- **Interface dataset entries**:
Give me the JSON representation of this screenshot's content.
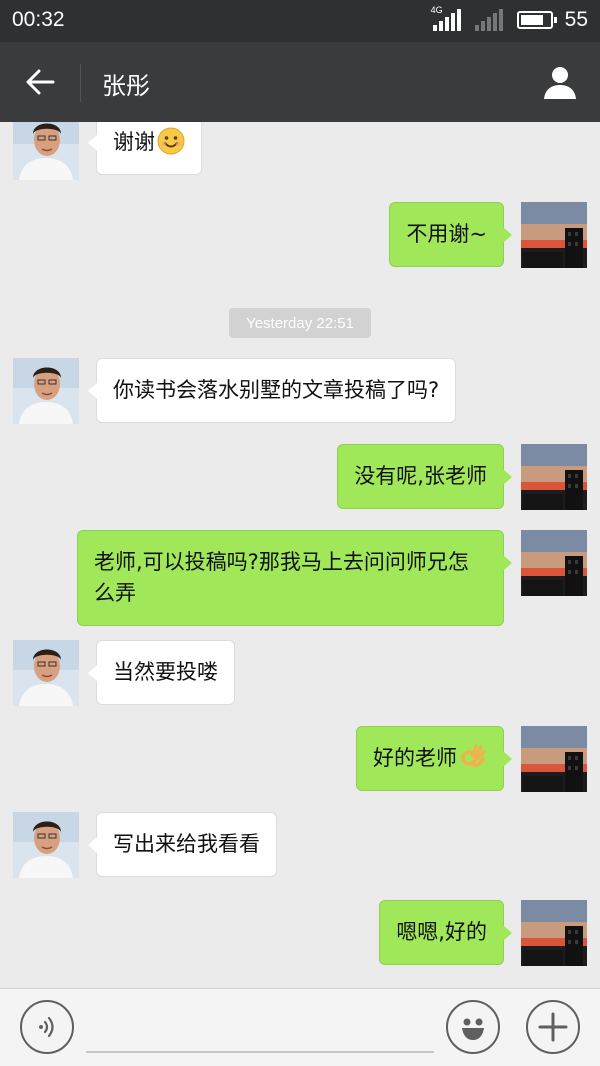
{
  "status": {
    "time": "00:32",
    "network_badge": "4G",
    "battery": "55"
  },
  "header": {
    "back_icon": "back-arrow-icon",
    "title": "张彤",
    "profile_icon": "person-icon"
  },
  "messages": [
    {
      "side": "left",
      "text": "谢谢",
      "emoji": "smile-emoji"
    },
    {
      "side": "right",
      "text": "不用谢~"
    },
    {
      "side": "left",
      "text": "你读书会落水别墅的文章投稿了吗?"
    },
    {
      "side": "right",
      "text": "没有呢,张老师"
    },
    {
      "side": "right",
      "text": "老师,可以投稿吗?那我马上去问问师兄怎么弄"
    },
    {
      "side": "left",
      "text": "当然要投喽"
    },
    {
      "side": "right",
      "text": "好的老师",
      "emoji": "ok-hand-emoji"
    },
    {
      "side": "left",
      "text": "写出来给我看看"
    },
    {
      "side": "right",
      "text": "嗯嗯,好的"
    }
  ],
  "timestamp": "Yesterday 22:51",
  "input_bar": {
    "voice_icon": "voice-icon",
    "emoji_icon": "emoji-icon",
    "plus_icon": "plus-icon"
  },
  "colors": {
    "header_bg": "#3a3b3c",
    "chat_bg": "#ebebeb",
    "sent_bubble": "#a0e75a",
    "received_bubble": "#ffffff"
  }
}
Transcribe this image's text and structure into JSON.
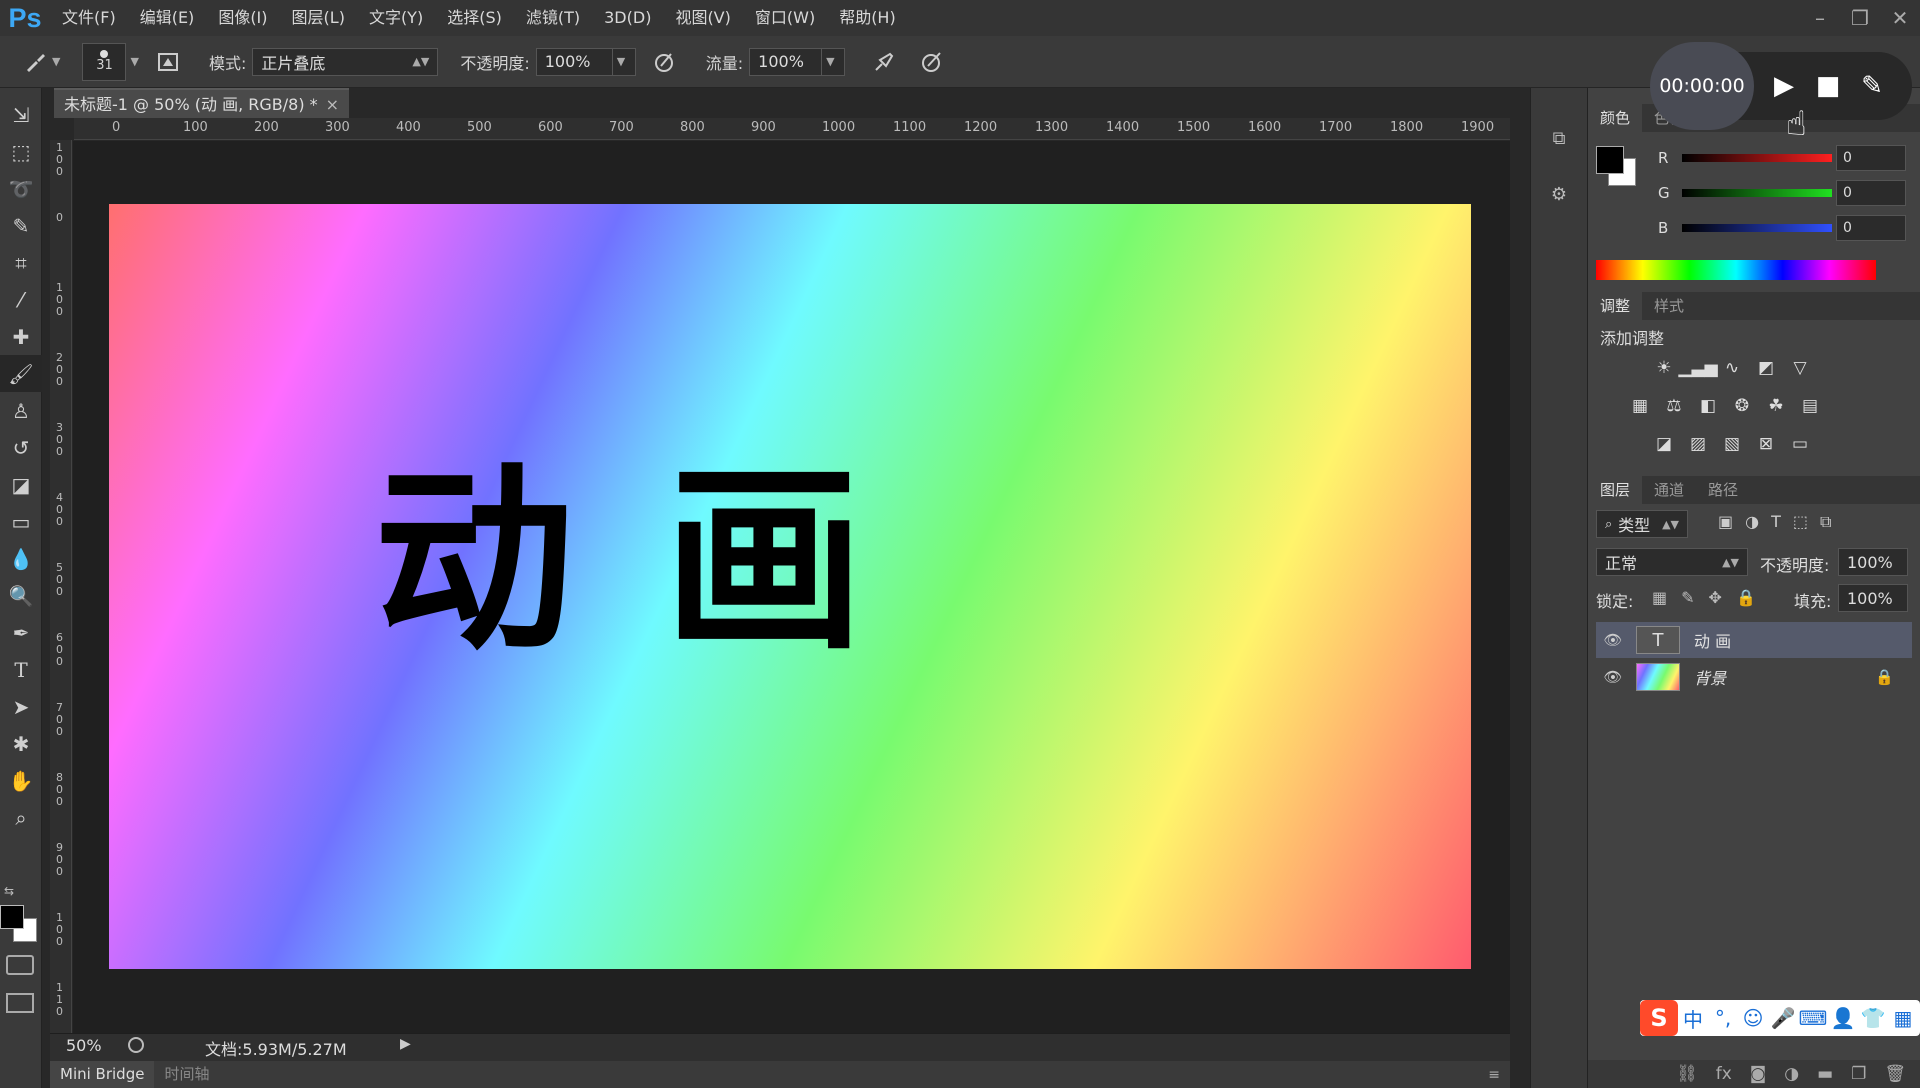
{
  "app": {
    "logo": "Ps"
  },
  "menu": [
    "文件(F)",
    "编辑(E)",
    "图像(I)",
    "图层(L)",
    "文字(Y)",
    "选择(S)",
    "滤镜(T)",
    "3D(D)",
    "视图(V)",
    "窗口(W)",
    "帮助(H)"
  ],
  "options": {
    "brush_size": "31",
    "mode_label": "模式:",
    "mode_value": "正片叠底",
    "opacity_label": "不透明度:",
    "opacity_value": "100%",
    "flow_label": "流量:",
    "flow_value": "100%"
  },
  "document": {
    "tab_title": "未标题-1 @ 50% (动 画, RGB/8) *",
    "canvas_text": "动画",
    "ruler_top": [
      "0",
      "100",
      "200",
      "300",
      "400",
      "500",
      "600",
      "700",
      "800",
      "900",
      "1000",
      "1100",
      "1200",
      "1300",
      "1400",
      "1500",
      "1600",
      "1700",
      "1800",
      "1900"
    ],
    "ruler_left": [
      "1\n0\n0",
      "0",
      "1\n0\n0",
      "2\n0\n0",
      "3\n0\n0",
      "4\n0\n0",
      "5\n0\n0",
      "6\n0\n0",
      "7\n0\n0",
      "8\n0\n0",
      "9\n0\n0",
      "1\n0\n0",
      "1\n1\n0"
    ]
  },
  "status": {
    "zoom": "50%",
    "doc_info": "文档:5.93M/5.27M"
  },
  "bottom_tabs": [
    "Mini Bridge",
    "时间轴"
  ],
  "recorder": {
    "time": "00:00:00"
  },
  "color_panel": {
    "tabs": [
      "颜色",
      "色板"
    ],
    "channels": [
      {
        "name": "R",
        "value": "0",
        "color": "#e03030"
      },
      {
        "name": "G",
        "value": "0",
        "color": "#30c030"
      },
      {
        "name": "B",
        "value": "0",
        "color": "#3050e0"
      }
    ]
  },
  "adjust_panel": {
    "tabs": [
      "调整",
      "样式"
    ],
    "title": "添加调整"
  },
  "layers_panel": {
    "tabs": [
      "图层",
      "通道",
      "路径"
    ],
    "filter": "类型",
    "blend": "正常",
    "opacity_label": "不透明度:",
    "opacity": "100%",
    "lock_label": "锁定:",
    "fill_label": "填充:",
    "fill": "100%",
    "layers": [
      {
        "name": "动 画",
        "thumb": "T"
      },
      {
        "name": "背景",
        "thumb": ""
      }
    ]
  },
  "ime": {
    "lang": "中"
  }
}
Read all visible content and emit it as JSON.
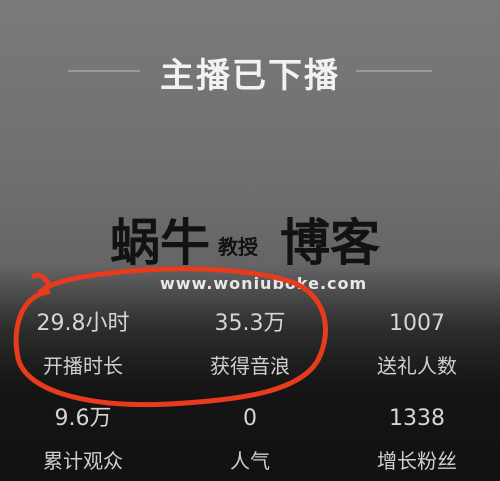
{
  "header": {
    "title": "主播已下播"
  },
  "watermark": {
    "name_part1": "蜗牛",
    "name_part2": "教授",
    "name_part3": "博客",
    "url": "www.woniuboke.com"
  },
  "stats": [
    {
      "value": "29.8小时",
      "label": "开播时长"
    },
    {
      "value": "35.3万",
      "label": "获得音浪"
    },
    {
      "value": "1007",
      "label": "送礼人数"
    },
    {
      "value": "9.6万",
      "label": "累计观众"
    },
    {
      "value": "0",
      "label": "人气"
    },
    {
      "value": "1338",
      "label": "增长粉丝"
    }
  ],
  "colors": {
    "annotation": "#e83a1c"
  }
}
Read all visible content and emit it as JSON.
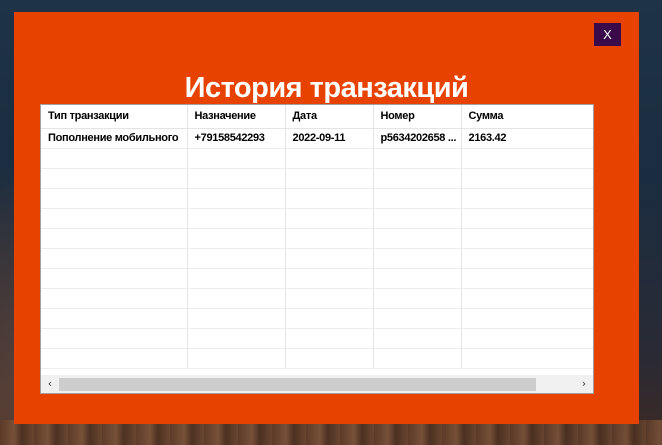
{
  "dialog": {
    "title": "История транзакций",
    "close_label": "X"
  },
  "table": {
    "columns": [
      "Тип транзакции",
      "Назначение",
      "Дата",
      "Номер",
      "Сумма"
    ],
    "rows": [
      [
        "Пополнение мобильного",
        "+79158542293",
        "2022-09-11",
        "p5634202658 ...",
        "2163.42"
      ]
    ],
    "empty_rows": 11
  },
  "scrollbar": {
    "left_arrow": "‹",
    "right_arrow": "›",
    "thumb_fraction": 0.9
  },
  "colors": {
    "dialog_bg": "#e84200",
    "close_bg": "#3a0a4a",
    "title_text": "#ffffff"
  }
}
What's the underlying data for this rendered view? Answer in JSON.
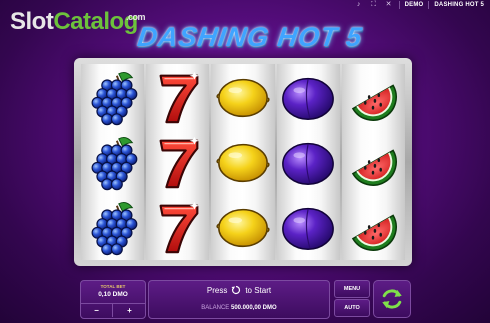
{
  "watermark": {
    "slot": "Slot",
    "catalog": "Catalog",
    "com": ".com"
  },
  "topbar": {
    "mode": "DEMO",
    "game": "DASHING HOT 5",
    "icons": [
      "sound-icon",
      "fullscreen-icon",
      "settings-icon"
    ]
  },
  "title": "DASHING HOT 5",
  "reels": [
    [
      "grapes",
      "grapes",
      "grapes"
    ],
    [
      "seven",
      "seven",
      "seven"
    ],
    [
      "lemon",
      "lemon",
      "lemon"
    ],
    [
      "plum",
      "plum",
      "plum"
    ],
    [
      "watermelon",
      "watermelon",
      "watermelon"
    ]
  ],
  "bet": {
    "label": "TOTAL BET",
    "value": "0,10 DMO",
    "minus": "−",
    "plus": "+"
  },
  "start": {
    "press": "Press",
    "to_start": "to Start"
  },
  "balance": {
    "label": "BALANCE",
    "value": "500.000,00 DMO"
  },
  "buttons": {
    "menu": "MENU",
    "auto": "AUTO"
  },
  "colors": {
    "accent": "#6dc23c",
    "title": "#3fa4ff",
    "background": "#5a0e83"
  }
}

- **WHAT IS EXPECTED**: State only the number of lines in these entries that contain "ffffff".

- **TASK RESULT**: 2